Haryana’s incumbent Chief Minister Manohar Lal Khattar has courted a fresh controversy after he used mari hui chuhiya (dead mouse) jibe for the interim Congress President Sonia Gandhi. Speaking at an event, Khattar criticised the Congress for promoting dynasty politics after Rahul Gandhi quit as the president of the party in the wake of a humiliating defeat in this year’s Lok Sabha polls.
He said, “First it was Pappu Chaudhary, who said he didn’t want to remain the president of the party after losing the Lok Sabha elections. Rahul baba quit the president’s post and said, ‘bring in a new president.’ Who would be his successor? Someone from outside the Gandhi family? I said ‘he’s making sense.’ Moving away from the dynasty is a good thing. We should appreciate good things even about our rivals, shouldn’t we?”

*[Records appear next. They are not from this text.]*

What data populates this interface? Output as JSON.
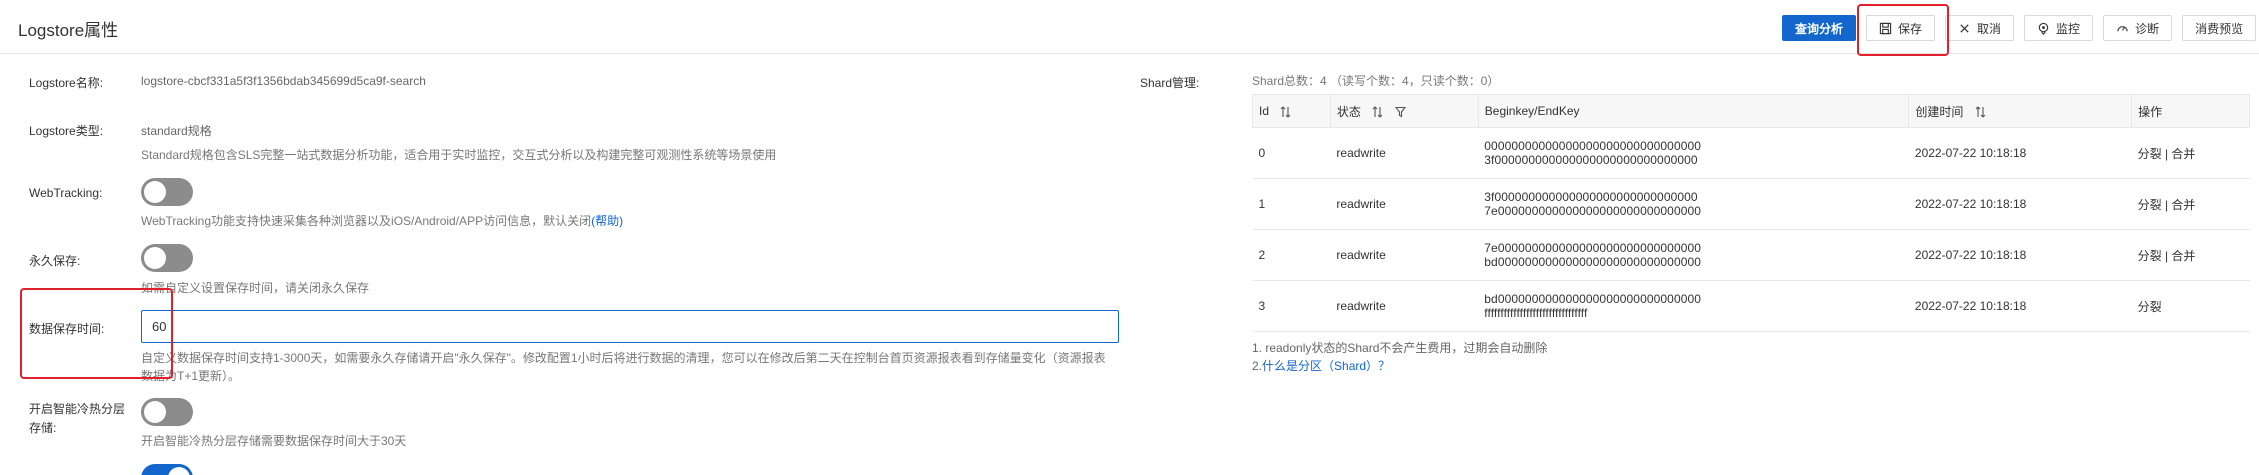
{
  "header": {
    "title": "Logstore属性",
    "buttons": {
      "query": "查询分析",
      "save": "保存",
      "cancel": "取消",
      "monitor": "监控",
      "diagnose": "诊断",
      "preview": "消费预览"
    }
  },
  "form": {
    "name": {
      "label": "Logstore名称:",
      "value": "logstore-cbcf331a5f3f1356bdab345699d5ca9f-search"
    },
    "type": {
      "label": "Logstore类型:",
      "value": "standard规格",
      "desc": "Standard规格包含SLS完整一站式数据分析功能，适合用于实时监控，交互式分析以及构建完整可观测性系统等场景使用"
    },
    "webtracking": {
      "label": "WebTracking:",
      "enabled": false,
      "desc": "WebTracking功能支持快速采集各种浏览器以及iOS/Android/APP访问信息，默认关闭",
      "help": "(帮助)"
    },
    "permanent": {
      "label": "永久保存:",
      "enabled": false,
      "desc": "如需自定义设置保存时间，请关闭永久保存"
    },
    "retention": {
      "label": "数据保存时间:",
      "value": "60",
      "desc_line1": "自定义数据保存时间支持1-3000天，如需要永久存储请开启\"永久保存\"。修改配置1小时后将进行数据的清理，您可以在修改后第二天在控制台首页资源报表看到存储量变化（资源报表",
      "desc_line2": "数据为T+1更新）。"
    },
    "tiered": {
      "label_line1": "开启智能冷热分层",
      "label_line2": "存储:",
      "enabled": false,
      "desc": "开启智能冷热分层存储需要数据保存时间大于30天"
    },
    "last_toggle": {
      "enabled": true
    }
  },
  "shard": {
    "label": "Shard管理:",
    "summary": "Shard总数：4 （读写个数：4，只读个数：0）",
    "columns": [
      "Id",
      "状态",
      "Beginkey/EndKey",
      "创建时间",
      "操作"
    ],
    "rows": [
      {
        "id": "0",
        "status": "readwrite",
        "begin": "00000000000000000000000000000000",
        "end": "3f000000000000000000000000000000",
        "time": "2022-07-22 10:18:18",
        "actions": "分裂 | 合并"
      },
      {
        "id": "1",
        "status": "readwrite",
        "begin": "3f000000000000000000000000000000",
        "end": "7e000000000000000000000000000000",
        "time": "2022-07-22 10:18:18",
        "actions": "分裂 | 合并"
      },
      {
        "id": "2",
        "status": "readwrite",
        "begin": "7e000000000000000000000000000000",
        "end": "bd000000000000000000000000000000",
        "time": "2022-07-22 10:18:18",
        "actions": "分裂 | 合并"
      },
      {
        "id": "3",
        "status": "readwrite",
        "begin": "bd000000000000000000000000000000",
        "end": "ffffffffffffffffffffffffffffffff",
        "time": "2022-07-22 10:18:18",
        "actions": "分裂"
      }
    ],
    "note1": "1. readonly状态的Shard不会产生费用，过期会自动删除",
    "note2_prefix": "2.",
    "note2_link": "什么是分区（Shard）？"
  },
  "colors": {
    "primary": "#1366cb",
    "highlight": "#e0202a"
  }
}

Khattar continued, “But, they (Congress leaders) began to roam around the country in search of Rahul Gandhi’s successor. They spent three months just searching for the new president. And after three months, who became (the president)? Sonia Gandhi. Once again the same Gandhi family.”
He concluded by using the ‘dead mouse’ jibe for Sonia Gandhi as he said, “Khoda pahad, nikli chuhiya. Woh bhi mari hui. (We dug up the mountain only to discover a mouse. That too a dead mouse.”

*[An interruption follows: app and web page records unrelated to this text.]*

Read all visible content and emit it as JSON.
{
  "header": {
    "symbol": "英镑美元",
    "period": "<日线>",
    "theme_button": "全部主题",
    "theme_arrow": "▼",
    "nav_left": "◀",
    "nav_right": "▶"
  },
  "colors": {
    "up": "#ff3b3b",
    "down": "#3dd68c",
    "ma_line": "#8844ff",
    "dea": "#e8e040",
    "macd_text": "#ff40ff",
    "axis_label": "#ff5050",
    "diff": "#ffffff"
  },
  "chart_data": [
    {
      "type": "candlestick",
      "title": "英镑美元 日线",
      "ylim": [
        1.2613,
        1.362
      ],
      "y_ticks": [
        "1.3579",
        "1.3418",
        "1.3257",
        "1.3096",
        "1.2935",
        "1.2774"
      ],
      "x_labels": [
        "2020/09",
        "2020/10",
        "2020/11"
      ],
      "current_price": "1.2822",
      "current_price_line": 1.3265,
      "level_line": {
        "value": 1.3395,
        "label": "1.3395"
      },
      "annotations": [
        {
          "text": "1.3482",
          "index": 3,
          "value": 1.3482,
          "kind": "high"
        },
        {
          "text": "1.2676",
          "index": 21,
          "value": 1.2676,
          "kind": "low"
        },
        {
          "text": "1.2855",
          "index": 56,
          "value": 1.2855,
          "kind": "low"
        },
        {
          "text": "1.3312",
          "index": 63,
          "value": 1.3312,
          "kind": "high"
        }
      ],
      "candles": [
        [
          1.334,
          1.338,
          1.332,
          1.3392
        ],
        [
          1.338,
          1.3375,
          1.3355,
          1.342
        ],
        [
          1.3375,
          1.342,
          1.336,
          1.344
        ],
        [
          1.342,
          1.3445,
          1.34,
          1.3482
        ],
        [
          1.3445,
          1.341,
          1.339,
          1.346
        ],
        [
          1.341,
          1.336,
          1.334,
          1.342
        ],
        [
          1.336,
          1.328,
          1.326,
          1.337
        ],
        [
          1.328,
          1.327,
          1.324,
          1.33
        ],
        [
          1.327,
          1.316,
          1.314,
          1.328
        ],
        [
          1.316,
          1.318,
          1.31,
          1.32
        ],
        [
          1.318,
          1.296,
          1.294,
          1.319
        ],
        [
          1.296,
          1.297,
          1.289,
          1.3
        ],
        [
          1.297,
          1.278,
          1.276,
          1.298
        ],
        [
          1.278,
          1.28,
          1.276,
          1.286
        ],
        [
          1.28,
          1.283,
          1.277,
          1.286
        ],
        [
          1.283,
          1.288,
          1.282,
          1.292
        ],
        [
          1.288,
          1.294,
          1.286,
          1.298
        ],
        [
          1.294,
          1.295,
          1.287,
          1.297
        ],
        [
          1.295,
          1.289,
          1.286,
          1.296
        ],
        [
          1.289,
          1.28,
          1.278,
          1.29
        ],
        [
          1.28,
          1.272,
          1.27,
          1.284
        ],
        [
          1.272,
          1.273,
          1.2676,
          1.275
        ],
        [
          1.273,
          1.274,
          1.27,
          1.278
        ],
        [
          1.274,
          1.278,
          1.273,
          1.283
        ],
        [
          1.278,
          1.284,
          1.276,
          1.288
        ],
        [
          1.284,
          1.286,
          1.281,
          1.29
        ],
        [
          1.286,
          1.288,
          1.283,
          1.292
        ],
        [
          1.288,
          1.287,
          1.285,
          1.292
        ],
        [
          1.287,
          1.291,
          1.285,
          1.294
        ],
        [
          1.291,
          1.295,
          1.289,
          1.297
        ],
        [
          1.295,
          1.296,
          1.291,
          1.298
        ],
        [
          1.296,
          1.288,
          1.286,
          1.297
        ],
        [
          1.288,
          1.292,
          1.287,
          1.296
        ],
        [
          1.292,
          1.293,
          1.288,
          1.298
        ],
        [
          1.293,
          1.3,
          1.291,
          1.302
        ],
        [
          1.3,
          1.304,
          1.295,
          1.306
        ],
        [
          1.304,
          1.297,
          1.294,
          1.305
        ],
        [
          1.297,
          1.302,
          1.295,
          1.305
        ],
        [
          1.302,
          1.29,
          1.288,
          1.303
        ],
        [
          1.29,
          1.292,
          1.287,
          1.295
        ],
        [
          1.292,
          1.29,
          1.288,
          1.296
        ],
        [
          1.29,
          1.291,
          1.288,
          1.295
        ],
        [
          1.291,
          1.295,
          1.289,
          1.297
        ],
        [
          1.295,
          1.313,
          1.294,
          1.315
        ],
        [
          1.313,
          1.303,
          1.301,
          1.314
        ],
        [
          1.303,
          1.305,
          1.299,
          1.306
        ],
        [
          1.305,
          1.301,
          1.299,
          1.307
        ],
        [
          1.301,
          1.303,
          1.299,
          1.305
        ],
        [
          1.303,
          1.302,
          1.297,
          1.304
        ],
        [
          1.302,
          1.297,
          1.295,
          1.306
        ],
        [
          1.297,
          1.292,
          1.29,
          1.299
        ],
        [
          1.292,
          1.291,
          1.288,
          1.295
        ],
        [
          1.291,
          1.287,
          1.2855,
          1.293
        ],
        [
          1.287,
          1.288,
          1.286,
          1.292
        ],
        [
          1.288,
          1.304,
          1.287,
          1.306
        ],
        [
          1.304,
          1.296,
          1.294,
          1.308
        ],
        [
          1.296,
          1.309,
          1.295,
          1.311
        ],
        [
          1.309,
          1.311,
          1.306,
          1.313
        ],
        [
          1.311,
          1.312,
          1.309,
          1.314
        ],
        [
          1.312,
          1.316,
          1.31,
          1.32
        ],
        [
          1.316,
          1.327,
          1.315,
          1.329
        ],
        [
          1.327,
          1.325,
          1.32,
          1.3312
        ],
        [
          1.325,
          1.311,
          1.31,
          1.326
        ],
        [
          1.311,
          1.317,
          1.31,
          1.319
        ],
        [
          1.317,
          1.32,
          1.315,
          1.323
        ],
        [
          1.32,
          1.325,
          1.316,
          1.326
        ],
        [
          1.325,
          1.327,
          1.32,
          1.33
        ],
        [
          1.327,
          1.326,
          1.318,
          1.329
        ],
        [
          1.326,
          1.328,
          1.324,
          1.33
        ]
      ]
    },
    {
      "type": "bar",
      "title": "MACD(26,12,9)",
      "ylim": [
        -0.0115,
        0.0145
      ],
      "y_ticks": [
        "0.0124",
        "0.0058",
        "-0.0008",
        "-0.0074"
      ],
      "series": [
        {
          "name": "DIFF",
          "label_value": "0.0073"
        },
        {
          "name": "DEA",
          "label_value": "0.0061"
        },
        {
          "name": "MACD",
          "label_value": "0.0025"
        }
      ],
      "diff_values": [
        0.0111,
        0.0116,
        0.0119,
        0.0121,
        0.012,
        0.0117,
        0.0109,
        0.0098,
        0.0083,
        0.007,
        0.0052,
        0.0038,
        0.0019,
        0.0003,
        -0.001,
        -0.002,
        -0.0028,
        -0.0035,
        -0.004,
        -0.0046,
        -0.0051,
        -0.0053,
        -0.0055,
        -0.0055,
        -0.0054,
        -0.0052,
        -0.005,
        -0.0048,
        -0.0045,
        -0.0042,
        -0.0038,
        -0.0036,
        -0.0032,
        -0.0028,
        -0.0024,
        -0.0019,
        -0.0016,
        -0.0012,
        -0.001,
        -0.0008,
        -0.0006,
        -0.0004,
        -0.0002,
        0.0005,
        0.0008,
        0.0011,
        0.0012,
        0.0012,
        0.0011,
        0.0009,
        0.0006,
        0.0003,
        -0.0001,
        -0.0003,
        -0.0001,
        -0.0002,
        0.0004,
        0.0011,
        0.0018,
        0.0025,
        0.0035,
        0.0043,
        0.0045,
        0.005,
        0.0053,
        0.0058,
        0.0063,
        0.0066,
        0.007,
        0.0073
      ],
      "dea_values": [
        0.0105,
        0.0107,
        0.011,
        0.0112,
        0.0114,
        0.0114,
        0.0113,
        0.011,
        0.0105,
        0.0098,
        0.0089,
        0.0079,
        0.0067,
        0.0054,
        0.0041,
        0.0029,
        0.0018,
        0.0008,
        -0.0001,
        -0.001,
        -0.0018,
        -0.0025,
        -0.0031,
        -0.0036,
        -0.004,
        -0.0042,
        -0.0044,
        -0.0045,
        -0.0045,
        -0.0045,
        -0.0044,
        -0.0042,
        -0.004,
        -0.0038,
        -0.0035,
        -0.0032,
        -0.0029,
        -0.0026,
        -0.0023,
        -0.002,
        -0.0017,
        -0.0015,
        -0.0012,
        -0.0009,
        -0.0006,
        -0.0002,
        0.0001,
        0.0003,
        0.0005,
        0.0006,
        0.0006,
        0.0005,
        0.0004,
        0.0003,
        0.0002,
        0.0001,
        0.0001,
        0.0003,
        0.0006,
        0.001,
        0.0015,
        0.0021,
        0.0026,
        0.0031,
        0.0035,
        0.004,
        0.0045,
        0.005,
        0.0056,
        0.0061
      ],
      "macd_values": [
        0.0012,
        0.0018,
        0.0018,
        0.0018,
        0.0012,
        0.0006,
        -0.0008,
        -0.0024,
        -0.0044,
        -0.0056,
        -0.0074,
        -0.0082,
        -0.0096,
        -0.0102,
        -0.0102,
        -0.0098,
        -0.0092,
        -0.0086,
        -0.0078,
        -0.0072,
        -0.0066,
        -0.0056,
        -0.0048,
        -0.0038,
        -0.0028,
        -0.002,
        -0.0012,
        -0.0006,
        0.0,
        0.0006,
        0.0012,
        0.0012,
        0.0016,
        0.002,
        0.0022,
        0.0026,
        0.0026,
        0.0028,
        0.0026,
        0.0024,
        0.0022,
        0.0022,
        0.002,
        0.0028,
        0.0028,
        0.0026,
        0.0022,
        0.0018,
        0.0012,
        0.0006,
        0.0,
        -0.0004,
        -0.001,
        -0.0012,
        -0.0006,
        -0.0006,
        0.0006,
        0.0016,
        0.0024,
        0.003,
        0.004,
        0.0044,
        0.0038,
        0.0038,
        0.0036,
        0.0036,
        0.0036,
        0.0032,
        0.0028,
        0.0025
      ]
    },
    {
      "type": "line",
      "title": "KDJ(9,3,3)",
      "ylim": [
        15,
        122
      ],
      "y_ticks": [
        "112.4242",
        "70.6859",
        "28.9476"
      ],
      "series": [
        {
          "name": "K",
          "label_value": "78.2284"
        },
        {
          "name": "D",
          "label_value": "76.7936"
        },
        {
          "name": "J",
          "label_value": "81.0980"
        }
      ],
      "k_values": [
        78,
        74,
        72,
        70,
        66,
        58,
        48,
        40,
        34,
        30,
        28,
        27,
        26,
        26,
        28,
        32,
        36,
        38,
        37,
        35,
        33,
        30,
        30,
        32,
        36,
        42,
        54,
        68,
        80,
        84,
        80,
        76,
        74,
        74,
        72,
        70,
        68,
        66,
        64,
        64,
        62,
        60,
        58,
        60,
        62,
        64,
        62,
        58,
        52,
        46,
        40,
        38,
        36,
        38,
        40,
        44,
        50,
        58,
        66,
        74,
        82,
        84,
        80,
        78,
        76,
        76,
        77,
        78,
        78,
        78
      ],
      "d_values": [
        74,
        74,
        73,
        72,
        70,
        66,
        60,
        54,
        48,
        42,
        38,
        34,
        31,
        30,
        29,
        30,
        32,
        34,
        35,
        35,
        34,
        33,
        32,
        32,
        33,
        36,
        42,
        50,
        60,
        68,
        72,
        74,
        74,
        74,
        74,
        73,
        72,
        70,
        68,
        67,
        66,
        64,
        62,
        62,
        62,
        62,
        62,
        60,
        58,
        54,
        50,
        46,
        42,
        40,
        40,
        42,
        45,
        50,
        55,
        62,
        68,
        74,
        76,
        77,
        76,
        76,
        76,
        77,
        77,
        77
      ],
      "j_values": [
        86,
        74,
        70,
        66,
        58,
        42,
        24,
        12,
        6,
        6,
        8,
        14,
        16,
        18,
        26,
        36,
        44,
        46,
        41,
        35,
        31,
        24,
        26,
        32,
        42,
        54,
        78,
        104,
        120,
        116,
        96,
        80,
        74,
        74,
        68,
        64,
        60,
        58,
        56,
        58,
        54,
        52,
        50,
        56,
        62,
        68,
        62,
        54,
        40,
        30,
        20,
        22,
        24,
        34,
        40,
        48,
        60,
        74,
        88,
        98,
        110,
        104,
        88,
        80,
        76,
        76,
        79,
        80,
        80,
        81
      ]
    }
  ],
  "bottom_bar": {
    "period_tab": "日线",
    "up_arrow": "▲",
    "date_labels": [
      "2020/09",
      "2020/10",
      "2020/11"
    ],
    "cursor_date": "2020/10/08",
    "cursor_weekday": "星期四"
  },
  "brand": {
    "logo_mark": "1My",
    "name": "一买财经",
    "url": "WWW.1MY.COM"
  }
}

— Aadesh Rawal (@AadeshRawal) October 13, 2019
Reacting to Khattar’s comments, the Congress tweeted in Hindi, “Not only are the comments made by the BJP’s Chief Minister cheap and objectionable, it also shows the anti-women character of the BJP. We condemn Chief Minister ML Khattar’s remark and demand an immediate apology from him.”
This is not the first time Khattar has courted controversy for his anti-women remarks. Reacting to the central government’s decision to abrogate Article 370 on Jammu and Kashmir, Khattar had joked stating that the ‘route to Kashmir is cleared and now we will bring girls from Kashmir.’
He was forced to issue a clarification after facing widespread condemnation.
Haryana goes to polls on 21 October with the counting scheduled for 24 October.